Lohbado frequently experienced the mental event of alternating clarity and confusion, sort of similar to light and shadow. Sometimes he'd notice something, but then his mind would sink back into a fog. Most often, a blur obscured his perception. A mental filter distorted things. A constant mental chatter sorted objects, people and situations into like, dislike and indifference, for me, against me or neutral... a whole set of self-based reactions.
Thursday, November 28, 2013
|acrylic on paper|
This is not an original concept. The word/object, thing/abstraction, particular/universal duality goes back thousands of years. Lohbado, in writing his memoir, invoked this tradition of paradox, translating it into the OOO CHA dialectic. This is the real memoir. Every day he changed his socks and underwear, ate, performed bodily functions, showered, slept, trimmed his beard and thin hair.
In writing, Lohbado assembled micro-stories. For example, Lohbado walked into a cafe, ordered a coffee and began reading a book. He looked up, made eye contact with a woman with dark eyes and grey hair for a few seconds. She gazed at him, or rather beyond him. A waiter cleared the table next to Lohbado. Another woman, in her early fifties, sat down. She worked on a crossword puzzle.
Lohbado enjoyed being in the cafe. He couldn't help but compare his cup of coffee to life. As a boy, life appeared like a fresh cup of coffee, like it would last a long time. As a man, he enjoyed the coffee. At the age of sixty, there wasn't much coffee left. Soon he would die and it would be as if nothing had happened... the old form/emptiness sutra. Lohbado laughed quietly. He watched a man take a key from the counter and head off to use the toilet.
Eventually Lohbado finished his coffee and left. There you have it... a micro-story....
Wednesday, November 27, 2013
|acrylic on paper|
When the writing of his memoirs became too difficult, Lohbado turned to images. At a loss for words... shapes replaced grammar. With a variety of line, shape and colour, Lohbado worked on his memoirs, until words happened.
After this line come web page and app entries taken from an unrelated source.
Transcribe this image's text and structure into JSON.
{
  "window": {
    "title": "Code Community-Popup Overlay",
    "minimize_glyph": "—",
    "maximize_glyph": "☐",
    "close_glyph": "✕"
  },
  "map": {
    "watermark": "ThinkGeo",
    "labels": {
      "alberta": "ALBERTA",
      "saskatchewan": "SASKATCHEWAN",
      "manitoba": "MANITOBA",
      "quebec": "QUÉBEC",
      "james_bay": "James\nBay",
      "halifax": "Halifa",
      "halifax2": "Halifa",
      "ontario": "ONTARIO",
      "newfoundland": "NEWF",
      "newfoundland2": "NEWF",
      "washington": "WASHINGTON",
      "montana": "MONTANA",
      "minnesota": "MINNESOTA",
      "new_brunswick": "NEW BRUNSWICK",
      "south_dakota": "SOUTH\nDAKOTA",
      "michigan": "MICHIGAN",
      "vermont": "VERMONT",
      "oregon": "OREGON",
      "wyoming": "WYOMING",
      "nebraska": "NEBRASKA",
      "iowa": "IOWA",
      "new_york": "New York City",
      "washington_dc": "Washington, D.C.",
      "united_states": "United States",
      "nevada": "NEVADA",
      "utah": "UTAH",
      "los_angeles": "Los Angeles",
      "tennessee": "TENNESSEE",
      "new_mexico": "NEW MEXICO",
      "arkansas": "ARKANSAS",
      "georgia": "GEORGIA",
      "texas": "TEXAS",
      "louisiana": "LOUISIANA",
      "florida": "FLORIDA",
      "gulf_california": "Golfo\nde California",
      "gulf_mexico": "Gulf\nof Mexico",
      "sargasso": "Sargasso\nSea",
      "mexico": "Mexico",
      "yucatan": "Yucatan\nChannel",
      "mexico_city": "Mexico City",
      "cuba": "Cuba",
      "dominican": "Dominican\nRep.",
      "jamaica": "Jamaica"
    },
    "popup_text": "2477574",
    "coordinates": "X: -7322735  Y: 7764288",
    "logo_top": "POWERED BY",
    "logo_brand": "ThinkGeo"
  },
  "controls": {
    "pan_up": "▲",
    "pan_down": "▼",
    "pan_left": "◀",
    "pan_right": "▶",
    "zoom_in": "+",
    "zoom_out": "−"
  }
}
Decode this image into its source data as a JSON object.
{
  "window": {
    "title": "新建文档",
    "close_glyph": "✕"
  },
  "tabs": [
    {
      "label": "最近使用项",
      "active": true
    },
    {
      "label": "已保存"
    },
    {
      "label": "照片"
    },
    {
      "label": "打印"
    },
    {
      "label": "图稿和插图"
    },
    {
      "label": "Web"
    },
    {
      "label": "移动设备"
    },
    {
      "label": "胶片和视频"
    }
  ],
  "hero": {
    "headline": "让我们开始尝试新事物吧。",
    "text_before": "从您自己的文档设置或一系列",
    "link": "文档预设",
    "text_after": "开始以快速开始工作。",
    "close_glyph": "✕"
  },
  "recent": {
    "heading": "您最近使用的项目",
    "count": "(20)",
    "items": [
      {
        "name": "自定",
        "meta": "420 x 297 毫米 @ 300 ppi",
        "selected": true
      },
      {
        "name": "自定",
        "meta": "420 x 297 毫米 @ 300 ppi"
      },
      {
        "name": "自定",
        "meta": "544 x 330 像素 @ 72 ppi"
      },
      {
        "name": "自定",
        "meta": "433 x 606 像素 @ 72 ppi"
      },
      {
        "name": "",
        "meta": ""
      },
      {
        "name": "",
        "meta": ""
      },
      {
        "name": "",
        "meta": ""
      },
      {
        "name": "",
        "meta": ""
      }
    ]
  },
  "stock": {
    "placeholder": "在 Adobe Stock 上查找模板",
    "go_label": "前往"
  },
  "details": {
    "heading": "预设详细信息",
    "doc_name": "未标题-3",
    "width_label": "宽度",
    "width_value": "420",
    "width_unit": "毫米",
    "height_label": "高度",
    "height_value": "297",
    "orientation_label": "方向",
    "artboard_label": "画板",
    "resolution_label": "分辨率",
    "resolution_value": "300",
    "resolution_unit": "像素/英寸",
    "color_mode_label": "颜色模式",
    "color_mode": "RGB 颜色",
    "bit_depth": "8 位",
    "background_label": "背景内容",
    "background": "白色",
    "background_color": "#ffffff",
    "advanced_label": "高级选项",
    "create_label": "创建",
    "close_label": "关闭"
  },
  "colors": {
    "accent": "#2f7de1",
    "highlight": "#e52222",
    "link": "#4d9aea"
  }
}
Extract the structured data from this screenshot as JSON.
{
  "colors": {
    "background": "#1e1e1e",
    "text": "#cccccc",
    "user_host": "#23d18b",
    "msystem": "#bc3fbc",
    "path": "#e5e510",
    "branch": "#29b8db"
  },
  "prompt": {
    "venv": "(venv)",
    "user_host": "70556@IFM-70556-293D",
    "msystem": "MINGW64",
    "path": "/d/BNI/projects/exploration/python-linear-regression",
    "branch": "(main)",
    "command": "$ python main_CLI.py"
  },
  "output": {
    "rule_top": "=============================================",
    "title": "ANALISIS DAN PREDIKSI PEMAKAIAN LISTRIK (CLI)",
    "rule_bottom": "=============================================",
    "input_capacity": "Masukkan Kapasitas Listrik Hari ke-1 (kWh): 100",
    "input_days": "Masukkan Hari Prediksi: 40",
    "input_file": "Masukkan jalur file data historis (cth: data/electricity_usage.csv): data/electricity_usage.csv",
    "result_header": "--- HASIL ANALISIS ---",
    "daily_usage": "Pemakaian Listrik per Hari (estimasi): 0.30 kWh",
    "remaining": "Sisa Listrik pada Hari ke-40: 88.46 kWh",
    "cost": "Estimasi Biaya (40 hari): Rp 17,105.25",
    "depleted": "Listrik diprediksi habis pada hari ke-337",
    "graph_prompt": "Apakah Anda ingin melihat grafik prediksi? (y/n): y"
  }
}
Every story involves a sequence of before and after. In between before and after, now pulsates. Each now becomes then at the moment it occurs. Once you even say the word now, it's already past. Each picture saved Lohbado a thousand words. As the pictures piled up, Lohbado's memoirs took shape.
Most of now is barely noticed and will be easily forgotten. It will be as though now never even happened. After you die, all that remains is a few distorted, fading memories among a handful of people. What did you expect? Were you hoping for a monument? What part of yourself would you like immortalized?
Tuesday, November 26, 2013
|Put yourself in someone else's shoes|
|The importance of a clean towel can't be over emphasized|
Lohbado didn’t know how the bugs got into his apartment. Not bed bugs... he found flat shiny green things. At first it looked like part of Jane’s necklace. Lohbado looked closer. Three dead bugs on a hand towel on the floor... he should have hung the towel to dry, then maybe bugs would never have entered his mind. Too late... three shiny green bugs on a damp towel, Lohbado put the bugs on a plastic lid and hung the damp towel on a hook in the bathroom.
Monday, November 25, 2013
Rows of rectangular florescent lights, windows from the building across the street reflected in the window, red drapery, plus the clutter of white foamy type pillows and a stack of yellow boxes, Lohbado took a picture. A man came running excitedly out of a shop. What are you doing? I'm taking a picture. Why are you taking a picture... the routine. Anyone who takes photos will eventually run into paranoia... Lohbado explained that he likes to take pictures for fun. The man frowned and went back inside. Lohbado continued taking pictures.